Each time I created a new subtool, I would Dynamesh it, refine it, and adjust its topology with ZRemesher.
To sculpt the areas around the eyes, nose, and ears, I gathered a lot of close-up photography of Ibizans, dogs, wolves, and even cats. This way, I was able to resolve at the écorché stage both the proportions of the whole figure and the features of the head that would make my sculpt distinguishable as an Ibizan.
Ibizan Hounds have very little fat or fur, so to wrap up my sculpt, my focus was on adding skin, veins, and wrinkles. Exploring the various Smooth brushes inside the ZBrush default folders was a lot of fun here. My favorite were Peaks, Valleys and Directional. As I had gained a mountain of reference material by this point, I found PureRef to be the easiest way to organize and view all photos while working on this layer.
I really enjoyed Gael’s additive method of sculpting from the skeleton out. It not only facilitates more accurate sculptural likeness but allows for a logical transition into posing movement, the next and last stage of this sculpt.
Postures & Presentation
What I love about Ibizans is that they can be both regal and playful. I experimented with a few different poses before settling on the two used for final renders. Both poses were created with Transpose Master and a varying degree of further manual adjustments and resculpting.
To position the final mesh for render, whether to align it with another mesh or to just create a good mesh-to-floor contact, I highly recommend a small script called Positioner. I use it all the time for an accurate and fast arrangement of the things I sculpt in ZBrush.
The renders were created in Octane, which is incredibly fast when paired with a few GeForce 1080Ti’s. A simple waxy texture was applied to the mesh and was lit with three light sources against a simple paper-textured backdrop.
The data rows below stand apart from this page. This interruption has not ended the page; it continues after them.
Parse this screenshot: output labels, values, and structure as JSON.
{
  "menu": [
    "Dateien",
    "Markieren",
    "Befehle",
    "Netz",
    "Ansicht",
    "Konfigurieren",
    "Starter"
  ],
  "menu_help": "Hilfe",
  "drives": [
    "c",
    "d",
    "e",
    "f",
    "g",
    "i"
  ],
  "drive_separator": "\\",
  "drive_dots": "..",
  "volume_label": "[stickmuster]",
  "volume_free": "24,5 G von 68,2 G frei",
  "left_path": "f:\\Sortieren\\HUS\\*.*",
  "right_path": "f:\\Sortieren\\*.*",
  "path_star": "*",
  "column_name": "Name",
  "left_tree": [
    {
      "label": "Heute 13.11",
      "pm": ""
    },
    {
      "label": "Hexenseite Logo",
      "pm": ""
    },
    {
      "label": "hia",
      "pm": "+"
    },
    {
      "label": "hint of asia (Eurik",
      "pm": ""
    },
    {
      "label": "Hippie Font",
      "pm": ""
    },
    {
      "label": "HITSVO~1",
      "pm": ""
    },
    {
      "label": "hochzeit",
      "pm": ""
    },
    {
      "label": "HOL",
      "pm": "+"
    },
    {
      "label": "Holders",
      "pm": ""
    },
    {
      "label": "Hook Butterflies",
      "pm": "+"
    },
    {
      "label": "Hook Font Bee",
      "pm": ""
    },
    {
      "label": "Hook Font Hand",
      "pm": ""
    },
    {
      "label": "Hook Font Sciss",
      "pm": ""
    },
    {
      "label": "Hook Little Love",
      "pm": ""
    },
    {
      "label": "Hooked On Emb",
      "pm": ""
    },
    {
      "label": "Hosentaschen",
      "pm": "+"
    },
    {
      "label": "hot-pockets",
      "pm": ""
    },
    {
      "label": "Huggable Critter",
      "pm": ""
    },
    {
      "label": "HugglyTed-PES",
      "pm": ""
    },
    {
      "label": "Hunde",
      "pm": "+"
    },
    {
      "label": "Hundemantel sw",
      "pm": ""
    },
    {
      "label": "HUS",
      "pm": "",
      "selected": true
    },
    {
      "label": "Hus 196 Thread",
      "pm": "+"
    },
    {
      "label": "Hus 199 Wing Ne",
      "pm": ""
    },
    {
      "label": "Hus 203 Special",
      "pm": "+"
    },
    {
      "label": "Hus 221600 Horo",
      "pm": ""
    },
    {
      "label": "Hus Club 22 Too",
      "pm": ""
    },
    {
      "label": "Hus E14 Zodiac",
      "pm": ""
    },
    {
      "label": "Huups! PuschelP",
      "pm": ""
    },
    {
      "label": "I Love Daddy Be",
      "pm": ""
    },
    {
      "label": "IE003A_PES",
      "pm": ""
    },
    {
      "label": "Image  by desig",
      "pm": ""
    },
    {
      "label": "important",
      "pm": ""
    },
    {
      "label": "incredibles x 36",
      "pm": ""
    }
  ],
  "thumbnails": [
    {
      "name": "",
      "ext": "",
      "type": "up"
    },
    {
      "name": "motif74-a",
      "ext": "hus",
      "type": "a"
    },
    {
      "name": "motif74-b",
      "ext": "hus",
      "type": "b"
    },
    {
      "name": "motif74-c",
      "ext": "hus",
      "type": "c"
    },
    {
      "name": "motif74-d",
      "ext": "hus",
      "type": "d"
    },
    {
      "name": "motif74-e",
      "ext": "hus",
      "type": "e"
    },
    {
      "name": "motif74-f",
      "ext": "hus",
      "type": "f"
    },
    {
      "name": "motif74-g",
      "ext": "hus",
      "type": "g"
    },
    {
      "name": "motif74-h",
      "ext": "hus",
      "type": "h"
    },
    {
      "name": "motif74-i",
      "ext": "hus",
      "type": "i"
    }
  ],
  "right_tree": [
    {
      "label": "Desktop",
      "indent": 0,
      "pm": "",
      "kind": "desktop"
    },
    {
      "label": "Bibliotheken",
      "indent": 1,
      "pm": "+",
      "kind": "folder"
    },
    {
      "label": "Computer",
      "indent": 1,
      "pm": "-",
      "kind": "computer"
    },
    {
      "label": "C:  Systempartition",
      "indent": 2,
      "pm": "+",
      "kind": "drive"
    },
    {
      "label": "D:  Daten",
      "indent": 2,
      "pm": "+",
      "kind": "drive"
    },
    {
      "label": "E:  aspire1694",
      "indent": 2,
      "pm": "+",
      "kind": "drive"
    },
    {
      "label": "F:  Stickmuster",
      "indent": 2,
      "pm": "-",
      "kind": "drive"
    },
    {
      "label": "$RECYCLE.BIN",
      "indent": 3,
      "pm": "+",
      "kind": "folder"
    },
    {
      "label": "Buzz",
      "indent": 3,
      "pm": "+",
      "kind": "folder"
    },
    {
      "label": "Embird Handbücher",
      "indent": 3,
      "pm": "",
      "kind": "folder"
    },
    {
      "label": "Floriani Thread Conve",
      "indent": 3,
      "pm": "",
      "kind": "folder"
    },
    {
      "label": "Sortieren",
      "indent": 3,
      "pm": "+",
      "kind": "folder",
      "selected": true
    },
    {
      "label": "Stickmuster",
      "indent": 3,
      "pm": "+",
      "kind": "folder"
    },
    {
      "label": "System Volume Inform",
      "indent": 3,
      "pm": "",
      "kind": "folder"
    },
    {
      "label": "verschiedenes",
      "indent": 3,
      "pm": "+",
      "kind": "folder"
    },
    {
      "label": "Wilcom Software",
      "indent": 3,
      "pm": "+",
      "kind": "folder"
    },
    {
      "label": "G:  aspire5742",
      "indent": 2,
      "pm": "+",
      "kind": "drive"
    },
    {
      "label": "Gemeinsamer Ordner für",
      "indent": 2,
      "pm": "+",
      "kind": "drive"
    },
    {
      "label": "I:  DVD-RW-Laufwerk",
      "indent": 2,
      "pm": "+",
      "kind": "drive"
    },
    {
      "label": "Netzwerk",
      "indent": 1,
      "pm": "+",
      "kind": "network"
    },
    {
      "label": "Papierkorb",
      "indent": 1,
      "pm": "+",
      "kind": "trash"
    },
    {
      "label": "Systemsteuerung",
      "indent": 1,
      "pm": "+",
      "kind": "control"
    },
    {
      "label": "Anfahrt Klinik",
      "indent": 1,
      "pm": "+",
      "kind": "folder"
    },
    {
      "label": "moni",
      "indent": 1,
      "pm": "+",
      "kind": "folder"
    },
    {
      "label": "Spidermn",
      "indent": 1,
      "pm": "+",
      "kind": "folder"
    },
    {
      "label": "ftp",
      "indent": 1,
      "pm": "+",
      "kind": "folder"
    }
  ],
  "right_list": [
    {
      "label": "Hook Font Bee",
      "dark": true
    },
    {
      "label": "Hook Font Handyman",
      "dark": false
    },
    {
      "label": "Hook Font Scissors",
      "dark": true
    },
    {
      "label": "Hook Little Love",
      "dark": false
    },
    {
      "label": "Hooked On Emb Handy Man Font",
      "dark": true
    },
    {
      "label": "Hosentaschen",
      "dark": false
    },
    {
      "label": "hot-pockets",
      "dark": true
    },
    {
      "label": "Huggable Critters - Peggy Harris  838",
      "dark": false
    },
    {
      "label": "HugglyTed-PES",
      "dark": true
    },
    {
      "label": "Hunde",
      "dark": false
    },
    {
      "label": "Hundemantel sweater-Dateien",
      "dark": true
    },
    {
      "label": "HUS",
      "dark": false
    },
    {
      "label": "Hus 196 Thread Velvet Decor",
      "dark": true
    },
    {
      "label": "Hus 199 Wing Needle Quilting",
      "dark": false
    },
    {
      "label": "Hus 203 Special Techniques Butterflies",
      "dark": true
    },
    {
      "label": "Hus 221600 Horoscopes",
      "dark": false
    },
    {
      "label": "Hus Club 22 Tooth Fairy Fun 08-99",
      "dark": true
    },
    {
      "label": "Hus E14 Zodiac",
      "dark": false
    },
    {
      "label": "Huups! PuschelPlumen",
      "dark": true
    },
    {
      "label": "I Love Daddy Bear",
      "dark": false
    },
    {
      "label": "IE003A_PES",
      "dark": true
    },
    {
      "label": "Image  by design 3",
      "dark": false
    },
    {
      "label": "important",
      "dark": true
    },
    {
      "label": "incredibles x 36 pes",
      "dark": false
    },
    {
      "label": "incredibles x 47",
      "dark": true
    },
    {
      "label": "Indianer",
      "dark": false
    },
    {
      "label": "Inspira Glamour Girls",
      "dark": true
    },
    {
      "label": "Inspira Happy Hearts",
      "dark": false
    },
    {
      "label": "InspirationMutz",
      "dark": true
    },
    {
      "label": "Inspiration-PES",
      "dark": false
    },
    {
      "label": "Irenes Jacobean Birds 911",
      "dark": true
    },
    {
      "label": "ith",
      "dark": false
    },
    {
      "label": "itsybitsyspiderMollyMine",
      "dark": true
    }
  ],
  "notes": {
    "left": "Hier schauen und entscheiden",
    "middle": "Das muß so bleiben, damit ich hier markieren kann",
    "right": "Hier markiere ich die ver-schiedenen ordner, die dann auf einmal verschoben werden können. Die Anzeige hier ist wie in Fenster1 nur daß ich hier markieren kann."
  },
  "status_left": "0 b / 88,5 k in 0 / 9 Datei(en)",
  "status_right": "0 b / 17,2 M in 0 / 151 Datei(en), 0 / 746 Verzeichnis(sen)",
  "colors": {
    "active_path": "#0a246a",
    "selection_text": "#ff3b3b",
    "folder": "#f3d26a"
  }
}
The image was then color-corrected in Photoshop and further sweetened by following Gael’s color-correction workflow. I created contrast by stretching the image histogram with a levels adjustment. Then I duplicated the image, isolated and blurred the highlights, and screened this back on top of the composite to create a subtle bloom effect. Lastly, I duplicated the image again, blurred just the red channel, and screened with partial opacity. This last step adds a warm hue to the bloom.
Taking part in Gael’s course has been an honor. The lectures alone would have been enough to sustain two courses on their own. Our live Q&A’s additionally covered a wide range of relevant topics a character artist needs to master alongside sculpting: texturing, retopology, rendering, and even grooming.
The class Discord channel really fused the group together and made it easy to share our progress and questions. With Gael’s constant encouragement, we shared resources and kept each other going through each stage of the workflow. Some of the students even live-streamed their progress as they worked (you guys have to check out Denis Udalov’s magnificent gaur and the rigor captured in those process videos).
I have been fueled with a lot of new creative ideas to work on, and I cannot wait to share my next creature with all of you. Thank you so much to Gael for your generosity, commitment, and knowledge, and to everyone at 80 Level for the thoughtful questions and the opportunity to talk about my work with you.